■ YOUR TASK
Reproduce each entry exactly as it reads. Leave the images out.

++++++

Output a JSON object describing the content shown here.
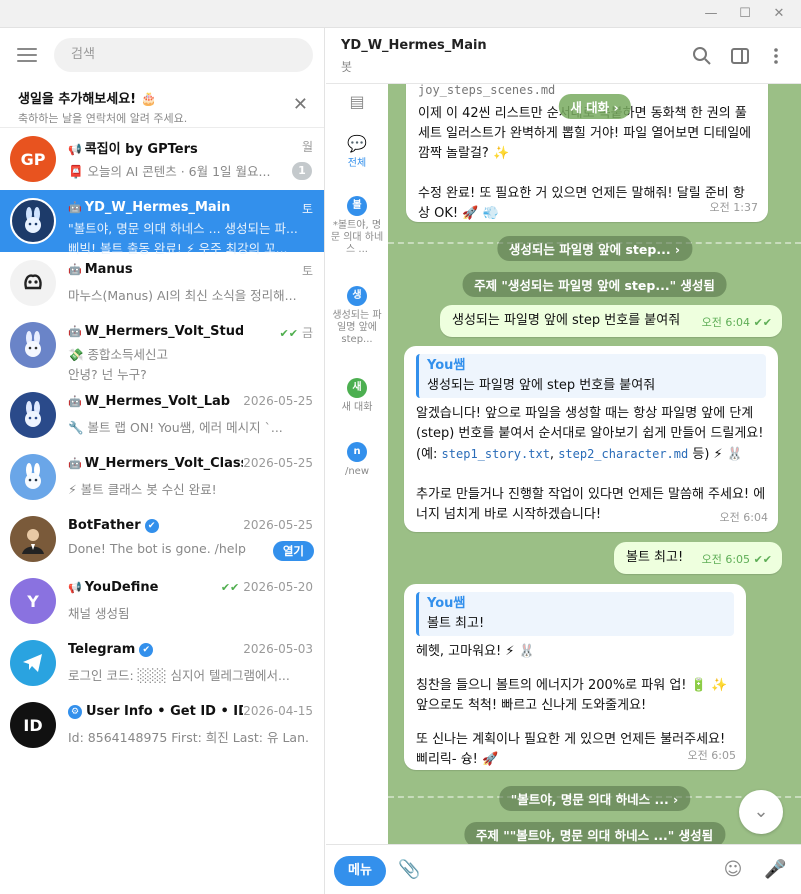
{
  "window": {
    "minimize": "—",
    "maximize": "☐",
    "close": "✕"
  },
  "left": {
    "search_placeholder": "검색",
    "promo": {
      "title": "생일을 추가해보세요! 🎂",
      "subtitle": "축하하는 날을 연락처에 알려 주세요."
    },
    "chats": [
      {
        "name": "콕집이 by GPTers",
        "date": "월",
        "preview": "오늘의 AI 콘텐츠 · 6월 1일 월요...",
        "badge": "1",
        "avatar_text": "GP",
        "avatar_color": "#e8531f"
      },
      {
        "name": "YD_W_Hermes_Main",
        "date": "토",
        "preview": "\"볼트야, 명문 의대 하네스 ... 생성되는 파... 삐빅! 볼트 출동 완료! ⚡ 우주 최강의 꼬...",
        "avatar_color": "#1d3b6a"
      },
      {
        "name": "Manus",
        "date": "토",
        "preview": "마누스(Manus) AI의 최신 소식을 정리해...",
        "avatar_color": "#f2f2f2"
      },
      {
        "name": "W_Hermers_Volt_Studio",
        "date": "금",
        "preview_line1": "💸 종합소득세신고",
        "preview_line2": "안녕? 넌 누구?",
        "avatar_color": "#6a84c8"
      },
      {
        "name": "W_Hermes_Volt_Lab",
        "date": "2026-05-25",
        "preview": "🔧 볼트 랩 ON! You쌤, 에러 메시지 `...",
        "avatar_color": "#2a4a8a"
      },
      {
        "name": "W_Hermers_Volt_Class",
        "date": "2026-05-25",
        "preview": "⚡ 볼트 클래스 봇 수신 완료!",
        "avatar_color": "#6aa6e8"
      },
      {
        "name": "BotFather",
        "date": "2026-05-25",
        "preview": "Done! The bot is gone. /help",
        "button": "열기",
        "avatar_color": "#7a5a3a"
      },
      {
        "name": "YouDefine",
        "date": "2026-05-20",
        "preview": "채널 생성됨",
        "avatar_text": "Y",
        "avatar_color": "#8a72e0"
      },
      {
        "name": "Telegram",
        "date": "2026-05-03",
        "preview": "로그인 코드: ░░░ 심지어 텔레그램에서...",
        "avatar_color": "#2aa3e0"
      },
      {
        "name": "User Info • Get ID • IDbot",
        "date": "2026-04-15",
        "preview": "Id: 8564148975 First: 희진 Last: 유 Lan...",
        "avatar_text": "ID",
        "avatar_color": "#111111"
      }
    ]
  },
  "header": {
    "title": "YD_W_Hermes_Main",
    "status": "봇"
  },
  "folders": [
    {
      "label": "",
      "icon": "▤"
    },
    {
      "label": "전체",
      "icon": "💬"
    },
    {
      "label": "*볼트야, 명문 의대 하네스 ...",
      "icon": "볼"
    },
    {
      "label": "생성되는 파일명 앞에 step...",
      "icon": "생"
    },
    {
      "label": "새 대화",
      "icon": "새"
    },
    {
      "label": "/new",
      "icon": "n"
    }
  ],
  "messages": {
    "m1_partial": "joy_steps_scenes.md",
    "m1_new_chat_pill": "새 대화 ›",
    "m1_line1": "이제 이 42씬 리스트만 순서대로 복붙하면 동화책 한 권의 풀세트 일러스트가 완벽하게 뽑힐 거야! 파일 열어보면 디테일에 깜짝 놀랄걸? ✨",
    "m1_line2": "수정 완료! 또 필요한 거 있으면 언제든 말해줘! 달릴 준비 항상 OK! 🚀 💨",
    "m1_time": "오전 1:37",
    "svc1": "생성되는 파일명 앞에 step... ›",
    "svc2": "주제 \"생성되는 파일명 앞에 step...\" 생성됨",
    "m2": "생성되는 파일명 앞에 step 번호를 붙여줘",
    "m2_time": "오전 6:04",
    "m3_reply_name": "You쌤",
    "m3_reply_text": "생성되는 파일명 앞에 step 번호를 붙여줘",
    "m3_p1a": "알겠습니다! 앞으로 파일을 생성할 때는 항상 파일명 앞에 단계(step) 번호를 붙여서 순서대로 알아보기 쉽게 만들어 드릴게요! (예: ",
    "m3_code1": "step1_story.txt",
    "m3_comma": ", ",
    "m3_code2": "step2_character.md",
    "m3_p1b": " 등) ⚡ 🐰",
    "m3_p2": "추가로 만들거나 진행할 작업이 있다면 언제든 말씀해 주세요! 에너지 넘치게 바로 시작하겠습니다!",
    "m3_time": "오전 6:04",
    "m4": "볼트 최고!",
    "m4_time": "오전 6:05",
    "m5_reply_name": "You쌤",
    "m5_reply_text": "볼트 최고!",
    "m5_p1": "헤헷, 고마워요! ⚡ 🐰",
    "m5_p2": "칭찬을 들으니 볼트의 에너지가 200%로 파워 업! 🔋 ✨ 앞으로도 척척! 빠르고 신나게 도와줄게요!",
    "m5_p3": "또 신나는 계획이나 필요한 게 있으면 언제든 불러주세요! 삐리릭- 슝! 🚀",
    "m5_time": "오전 6:05",
    "svc3": "\"볼트야, 명문 의대 하네스 ... ›",
    "svc4": "주제 \"\"볼트야, 명문 의대 하네스 ...\" 생성됨"
  },
  "composer": {
    "menu_label": "메뉴"
  },
  "colors": {
    "accent": "#3390ec",
    "out_bubble": "#eeffde",
    "chat_bg": "#9bbf86"
  }
}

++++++

■ REPLY
Output a JSON object describing the content shown here.
{
  "window": {
    "minimize": "—",
    "maximize": "☐",
    "close": "✕"
  },
  "left": {
    "search_placeholder": "검색",
    "promo": {
      "title": "생일을 추가해보세요! 🎂",
      "subtitle": "축하하는 날을 연락처에 알려 주세요."
    },
    "chats": [
      {
        "name": "콕집이 by GPTers",
        "date": "월",
        "preview": "오늘의 AI 콘텐츠 · 6월 1일 월요...",
        "badge": "1",
        "avatar_text": "GP",
        "avatar_color": "#e8531f"
      },
      {
        "name": "YD_W_Hermes_Main",
        "date": "토",
        "preview": "\"볼트야, 명문 의대 하네스 ... 생성되는 파... 삐빅! 볼트 출동 완료! ⚡ 우주 최강의 꼬...",
        "avatar_color": "#1d3b6a"
      },
      {
        "name": "Manus",
        "date": "토",
        "preview": "마누스(Manus) AI의 최신 소식을 정리해...",
        "avatar_color": "#f2f2f2"
      },
      {
        "name": "W_Hermers_Volt_Studio",
        "date": "금",
        "preview_line1": "💸 종합소득세신고",
        "preview_line2": "안녕? 넌 누구?",
        "avatar_color": "#6a84c8"
      },
      {
        "name": "W_Hermes_Volt_Lab",
        "date": "2026-05-25",
        "preview": "🔧 볼트 랩 ON! You쌤, 에러 메시지 `...",
        "avatar_color": "#2a4a8a"
      },
      {
        "name": "W_Hermers_Volt_Class",
        "date": "2026-05-25",
        "preview": "⚡ 볼트 클래스 봇 수신 완료!",
        "avatar_color": "#6aa6e8"
      },
      {
        "name": "BotFather",
        "date": "2026-05-25",
        "preview": "Done! The bot is gone. /help",
        "button": "열기",
        "avatar_color": "#7a5a3a"
      },
      {
        "name": "YouDefine",
        "date": "2026-05-20",
        "preview": "채널 생성됨",
        "avatar_text": "Y",
        "avatar_color": "#8a72e0"
      },
      {
        "name": "Telegram",
        "date": "2026-05-03",
        "preview": "로그인 코드: ░░░ 심지어 텔레그램에서...",
        "avatar_color": "#2aa3e0"
      },
      {
        "name": "User Info • Get ID • IDbot",
        "date": "2026-04-15",
        "preview": "Id: 8564148975 First: 희진 Last: 유 Lan...",
        "avatar_text": "ID",
        "avatar_color": "#111111"
      }
    ]
  },
  "header": {
    "title": "YD_W_Hermes_Main",
    "status": "봇"
  },
  "folders": [
    {
      "label": "",
      "icon": "▤"
    },
    {
      "label": "전체",
      "icon": "💬"
    },
    {
      "label": "*볼트야, 명문 의대 하네스 ...",
      "icon": "볼"
    },
    {
      "label": "생성되는 파일명 앞에 step...",
      "icon": "생"
    },
    {
      "label": "새 대화",
      "icon": "새"
    },
    {
      "label": "/new",
      "icon": "n"
    }
  ],
  "messages": {
    "m1_partial": "joy_steps_scenes.md",
    "m1_new_chat_pill": "새 대화 ›",
    "m1_line1": "이제 이 42씬 리스트만 순서대로 복붙하면 동화책 한 권의 풀세트 일러스트가 완벽하게 뽑힐 거야! 파일 열어보면 디테일에 깜짝 놀랄걸? ✨",
    "m1_line2": "수정 완료! 또 필요한 거 있으면 언제든 말해줘! 달릴 준비 항상 OK! 🚀 💨",
    "m1_time": "오전 1:37",
    "svc1": "생성되는 파일명 앞에 step... ›",
    "svc2": "주제 \"생성되는 파일명 앞에 step...\" 생성됨",
    "m2": "생성되는 파일명 앞에 step 번호를 붙여줘",
    "m2_time": "오전 6:04",
    "m3_reply_name": "You쌤",
    "m3_reply_text": "생성되는 파일명 앞에 step 번호를 붙여줘",
    "m3_p1a": "알겠습니다! 앞으로 파일을 생성할 때는 항상 파일명 앞에 단계(step) 번호를 붙여서 순서대로 알아보기 쉽게 만들어 드릴게요! (예: ",
    "m3_code1": "step1_story.txt",
    "m3_comma": ", ",
    "m3_code2": "step2_character.md",
    "m3_p1b": " 등) ⚡ 🐰",
    "m3_p2": "추가로 만들거나 진행할 작업이 있다면 언제든 말씀해 주세요! 에너지 넘치게 바로 시작하겠습니다!",
    "m3_time": "오전 6:04",
    "m4": "볼트 최고!",
    "m4_time": "오전 6:05",
    "m5_reply_name": "You쌤",
    "m5_reply_text": "볼트 최고!",
    "m5_p1": "헤헷, 고마워요! ⚡ 🐰",
    "m5_p2": "칭찬을 들으니 볼트의 에너지가 200%로 파워 업! 🔋 ✨ 앞으로도 척척! 빠르고 신나게 도와줄게요!",
    "m5_p3": "또 신나는 계획이나 필요한 게 있으면 언제든 불러주세요! 삐리릭- 슝! 🚀",
    "m5_time": "오전 6:05",
    "svc3": "\"볼트야, 명문 의대 하네스 ... ›",
    "svc4": "주제 \"\"볼트야, 명문 의대 하네스 ...\" 생성됨"
  },
  "composer": {
    "menu_label": "메뉴"
  },
  "colors": {
    "accent": "#3390ec",
    "out_bubble": "#eeffde",
    "chat_bg": "#9bbf86"
  }
}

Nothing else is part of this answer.